* TRY IT:
Scan the entries line by line and return those with "name".

[Dataset entries]
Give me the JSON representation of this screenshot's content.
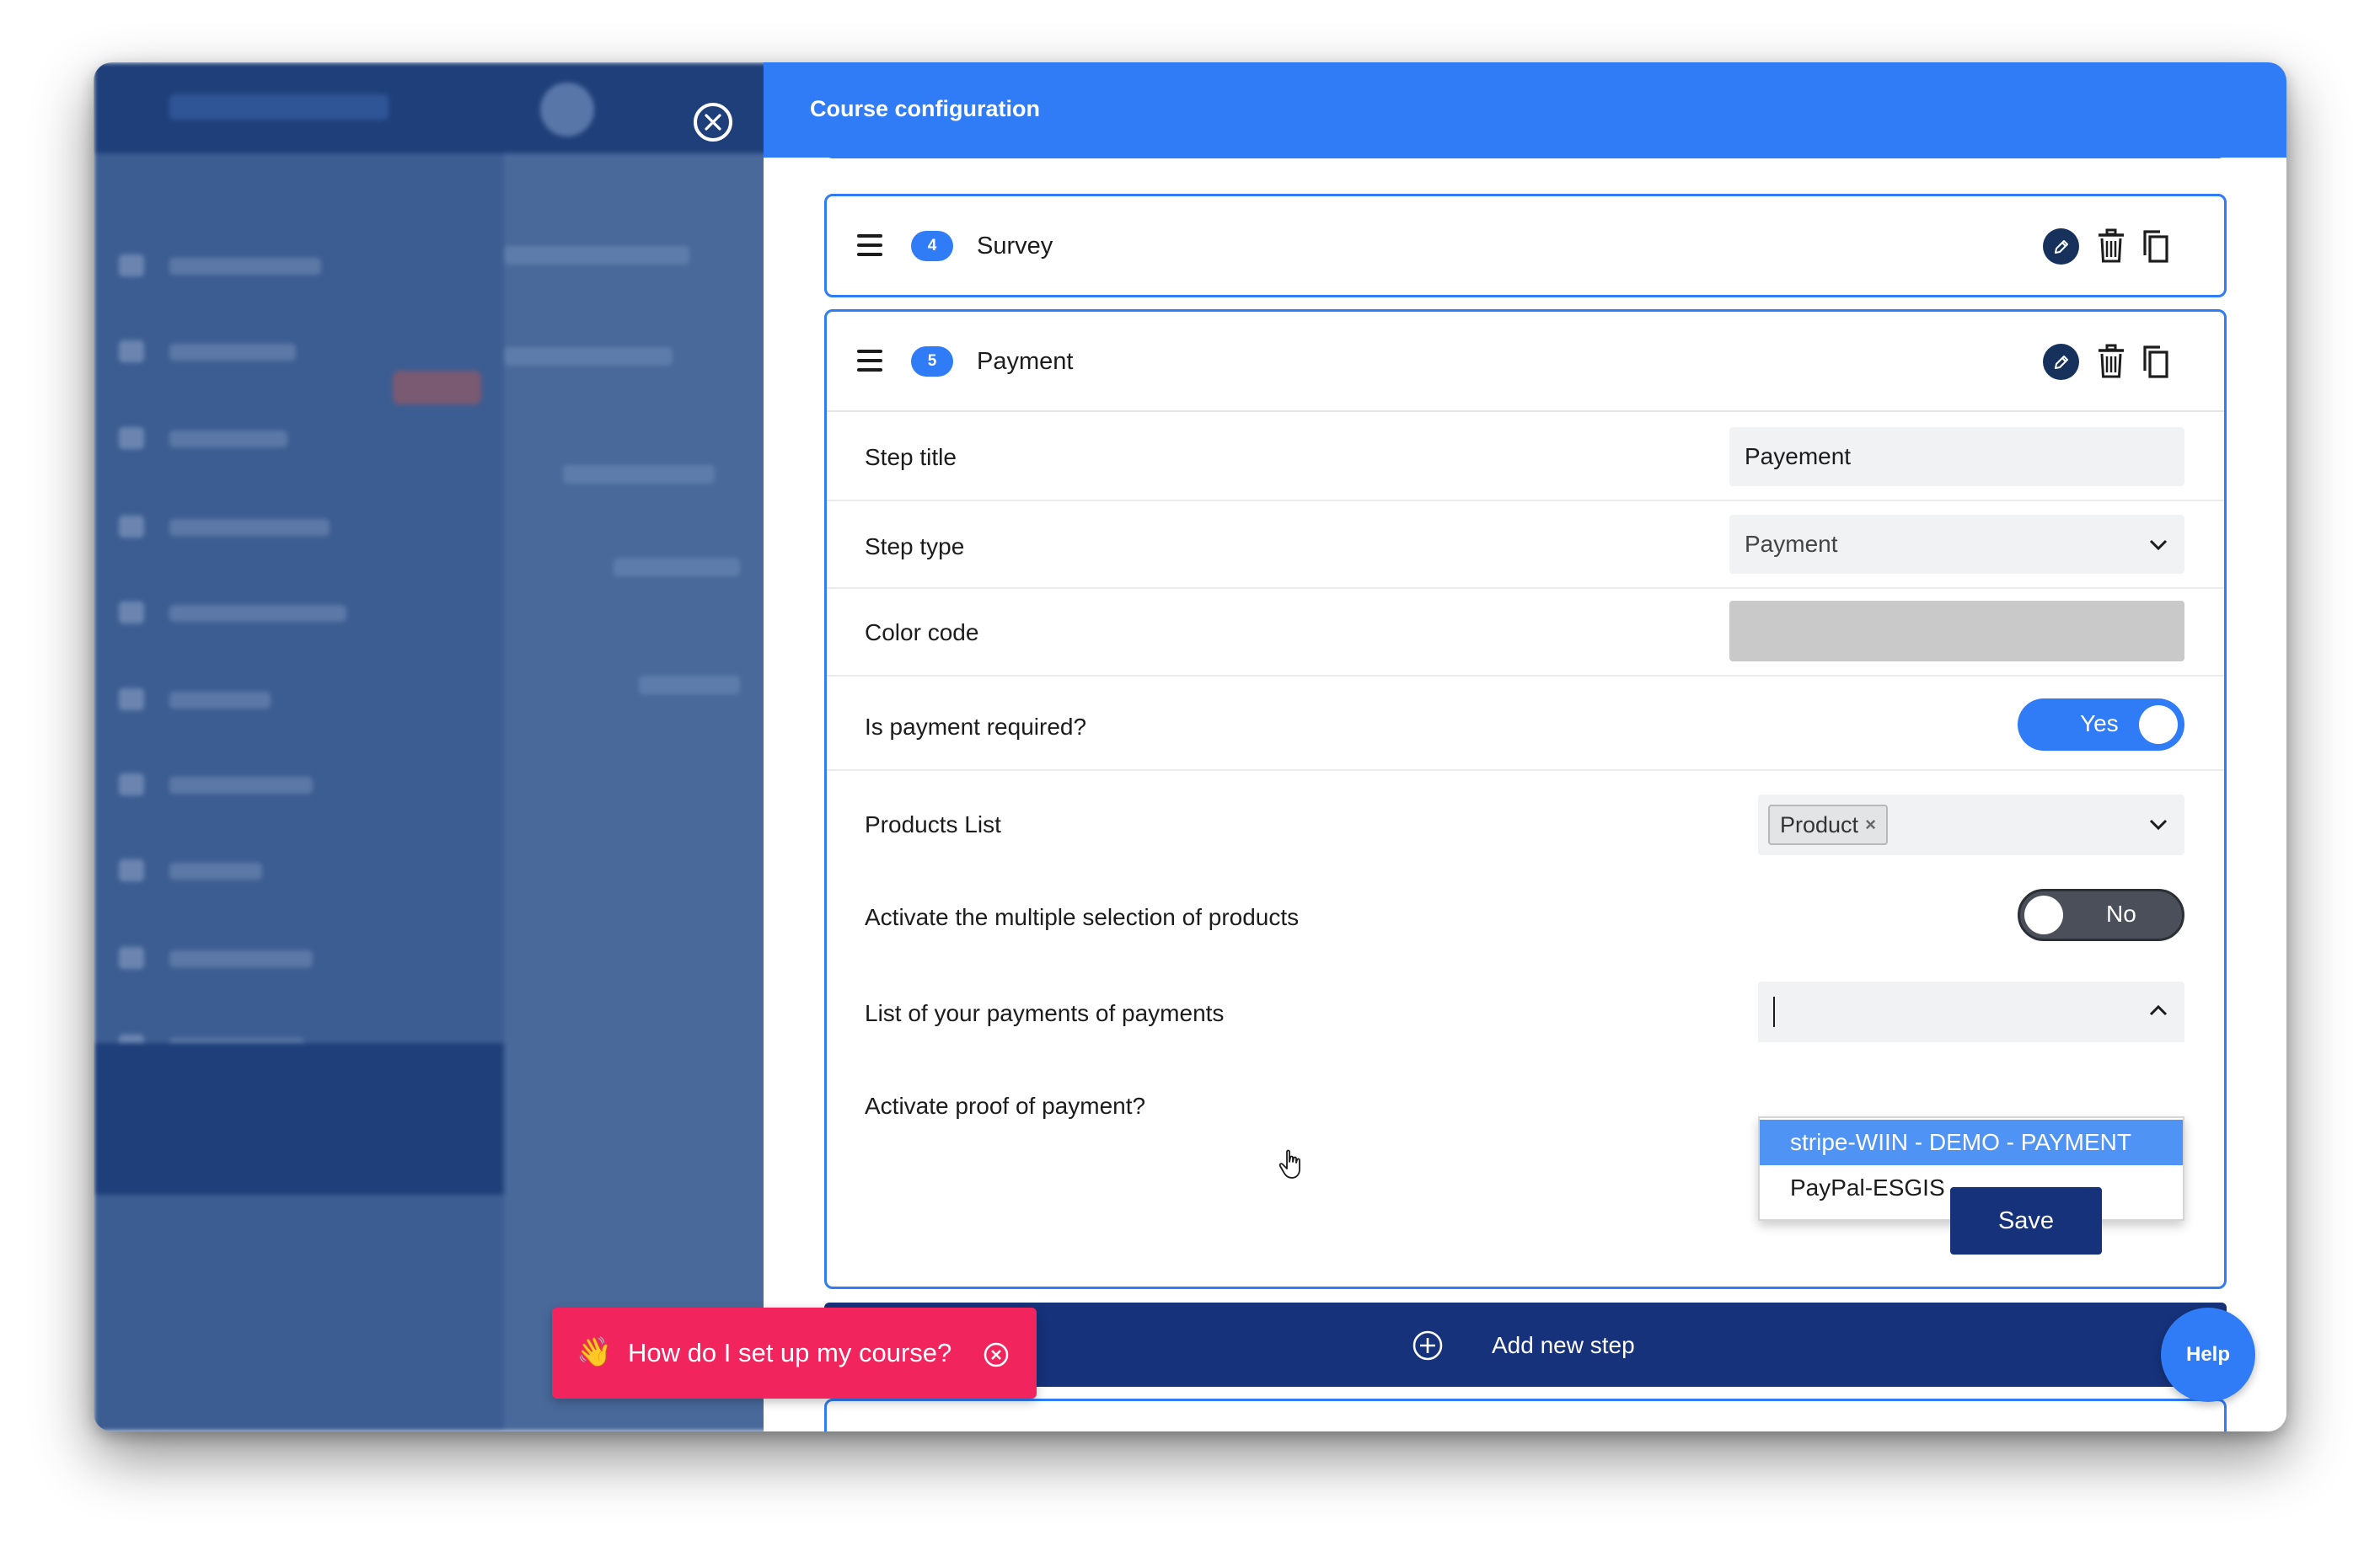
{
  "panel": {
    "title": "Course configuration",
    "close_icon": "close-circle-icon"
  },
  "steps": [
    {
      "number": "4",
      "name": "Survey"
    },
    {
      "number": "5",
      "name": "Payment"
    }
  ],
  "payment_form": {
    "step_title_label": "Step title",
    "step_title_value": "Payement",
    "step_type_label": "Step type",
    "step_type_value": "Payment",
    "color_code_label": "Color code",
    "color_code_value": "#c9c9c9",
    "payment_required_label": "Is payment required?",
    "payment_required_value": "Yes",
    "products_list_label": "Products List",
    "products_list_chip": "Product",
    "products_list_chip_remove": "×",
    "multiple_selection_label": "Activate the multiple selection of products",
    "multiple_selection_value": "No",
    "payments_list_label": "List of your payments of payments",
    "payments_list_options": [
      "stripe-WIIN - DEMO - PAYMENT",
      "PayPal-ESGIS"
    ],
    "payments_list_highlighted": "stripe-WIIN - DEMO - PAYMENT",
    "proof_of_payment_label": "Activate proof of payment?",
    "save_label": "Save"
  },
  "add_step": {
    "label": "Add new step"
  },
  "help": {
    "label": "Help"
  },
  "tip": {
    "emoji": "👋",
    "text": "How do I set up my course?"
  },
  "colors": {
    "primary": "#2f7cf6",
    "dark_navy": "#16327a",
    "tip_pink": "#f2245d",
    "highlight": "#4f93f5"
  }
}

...

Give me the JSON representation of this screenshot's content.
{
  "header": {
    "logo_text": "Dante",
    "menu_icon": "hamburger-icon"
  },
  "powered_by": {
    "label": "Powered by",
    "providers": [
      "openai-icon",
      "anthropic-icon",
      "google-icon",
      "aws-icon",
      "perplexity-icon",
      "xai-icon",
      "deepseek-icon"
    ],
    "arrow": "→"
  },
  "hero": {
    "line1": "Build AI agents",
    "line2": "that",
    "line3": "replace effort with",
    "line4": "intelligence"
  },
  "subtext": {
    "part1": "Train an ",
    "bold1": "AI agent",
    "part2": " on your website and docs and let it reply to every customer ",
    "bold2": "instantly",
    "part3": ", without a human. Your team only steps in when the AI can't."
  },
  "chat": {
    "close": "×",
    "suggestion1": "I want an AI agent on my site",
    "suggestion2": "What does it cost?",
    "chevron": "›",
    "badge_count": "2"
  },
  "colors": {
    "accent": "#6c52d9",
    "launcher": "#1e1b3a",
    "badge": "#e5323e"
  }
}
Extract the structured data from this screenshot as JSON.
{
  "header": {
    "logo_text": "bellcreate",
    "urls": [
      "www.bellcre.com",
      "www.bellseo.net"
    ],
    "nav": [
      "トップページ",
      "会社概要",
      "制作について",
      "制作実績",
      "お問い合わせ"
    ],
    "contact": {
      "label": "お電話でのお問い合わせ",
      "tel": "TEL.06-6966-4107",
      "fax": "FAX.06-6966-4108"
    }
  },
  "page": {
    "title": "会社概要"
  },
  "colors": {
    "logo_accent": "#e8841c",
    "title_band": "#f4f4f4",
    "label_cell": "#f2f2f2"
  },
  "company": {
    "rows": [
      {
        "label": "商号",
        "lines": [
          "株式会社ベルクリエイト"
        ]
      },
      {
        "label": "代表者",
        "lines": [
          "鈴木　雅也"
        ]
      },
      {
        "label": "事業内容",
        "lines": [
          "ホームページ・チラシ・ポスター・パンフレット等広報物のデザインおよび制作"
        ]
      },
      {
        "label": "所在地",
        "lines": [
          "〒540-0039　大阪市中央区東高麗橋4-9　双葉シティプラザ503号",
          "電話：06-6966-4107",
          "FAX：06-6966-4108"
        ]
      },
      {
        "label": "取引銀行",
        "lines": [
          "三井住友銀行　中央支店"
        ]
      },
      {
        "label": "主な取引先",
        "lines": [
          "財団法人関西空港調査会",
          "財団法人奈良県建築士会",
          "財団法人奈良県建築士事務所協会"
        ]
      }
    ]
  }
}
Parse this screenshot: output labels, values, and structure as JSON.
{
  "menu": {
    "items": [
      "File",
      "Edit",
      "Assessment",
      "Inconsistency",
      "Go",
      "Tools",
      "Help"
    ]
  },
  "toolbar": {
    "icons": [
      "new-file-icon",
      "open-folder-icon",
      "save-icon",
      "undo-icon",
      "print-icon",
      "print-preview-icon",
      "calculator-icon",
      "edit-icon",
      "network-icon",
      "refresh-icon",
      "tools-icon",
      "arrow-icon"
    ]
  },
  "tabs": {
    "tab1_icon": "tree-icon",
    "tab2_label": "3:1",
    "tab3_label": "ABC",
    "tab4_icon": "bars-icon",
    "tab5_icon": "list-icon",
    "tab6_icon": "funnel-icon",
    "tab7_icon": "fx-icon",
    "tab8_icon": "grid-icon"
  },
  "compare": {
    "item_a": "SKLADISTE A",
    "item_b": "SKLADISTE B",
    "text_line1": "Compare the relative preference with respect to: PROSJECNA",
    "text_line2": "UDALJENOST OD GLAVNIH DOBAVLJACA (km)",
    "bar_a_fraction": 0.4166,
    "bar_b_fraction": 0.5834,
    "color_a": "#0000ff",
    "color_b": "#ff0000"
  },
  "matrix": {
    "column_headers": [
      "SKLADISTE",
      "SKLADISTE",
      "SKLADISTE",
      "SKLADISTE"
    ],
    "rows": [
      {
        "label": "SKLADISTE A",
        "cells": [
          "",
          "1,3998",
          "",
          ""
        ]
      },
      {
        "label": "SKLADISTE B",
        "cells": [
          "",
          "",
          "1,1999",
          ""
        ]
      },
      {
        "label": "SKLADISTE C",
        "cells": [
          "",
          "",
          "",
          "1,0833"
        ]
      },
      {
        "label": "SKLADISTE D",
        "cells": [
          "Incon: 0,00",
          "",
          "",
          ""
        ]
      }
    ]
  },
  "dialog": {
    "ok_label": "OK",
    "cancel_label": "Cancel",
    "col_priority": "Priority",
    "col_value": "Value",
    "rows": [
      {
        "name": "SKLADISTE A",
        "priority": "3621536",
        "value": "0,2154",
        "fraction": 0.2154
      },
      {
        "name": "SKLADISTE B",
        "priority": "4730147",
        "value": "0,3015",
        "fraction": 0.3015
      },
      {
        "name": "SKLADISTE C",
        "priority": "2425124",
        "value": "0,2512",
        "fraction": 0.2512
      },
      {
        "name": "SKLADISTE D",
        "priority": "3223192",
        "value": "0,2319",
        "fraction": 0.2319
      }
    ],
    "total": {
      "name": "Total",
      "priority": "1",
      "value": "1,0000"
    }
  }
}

* EXPECTED ANSWER:
      "name": "Survey"
      "name": "Payment"
        "name": "SKLADISTE A",
        "name": "SKLADISTE B",
        "name": "SKLADISTE C",
        "name": "SKLADISTE D",
      "name": "Total",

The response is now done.